Some Decline Should Be Expected. But I Don’t Expect Baylor To Be Fighting for Bowl Eligibility
With Baylor’s offense looking like it will improve or at least stay the same, most of the expected decline for the 2020 Bears will come on the defensive side of the ball. I don’t think that Aranda, with his extensive defensive background, is going to oversee a Baylor defense which dips into the 50s or 60s nationally. Possible? Yes. But we are talking expectations here; i.e., most likely scenarios.
I think the most likely scenario is something like an offense ranked around 20th nationally combined with a defense somewhere around 40th. That’s still a significant defensive decline—around 7 points per game—but not the cratering necessary for Baylor to fall into the 50s or 60s. Some 2019 teams similar to that were Indiana, who finished 8-5 with the 22nd ranked offense and 43rd ranked defense, or North Carolina who finished 7-6 with the 25th best offense and 44th ranked defense.

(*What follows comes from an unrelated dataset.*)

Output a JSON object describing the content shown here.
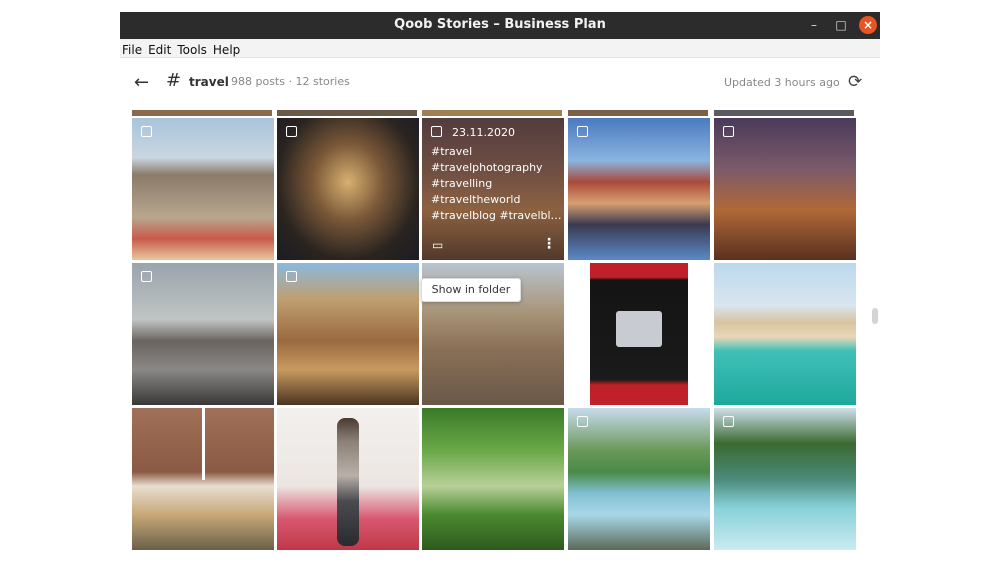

As I stated previously, there are a thousand different contingencies. What if Brewer can’t play anymore or gets hurt? A rash of other injuries? Transfers (either players coming in or leaving)? There’s a lot to consider. It is also silly to only focus on the negative contingencies when there are so many positive ones as well (e.g., what if Baylor’s offense really takes off returning so much production and infused with new coaches?). But with the best available information at this time, I wouldn’t expect Baylor to dip too far off what they were in 2019.
Source: Our Daily Bears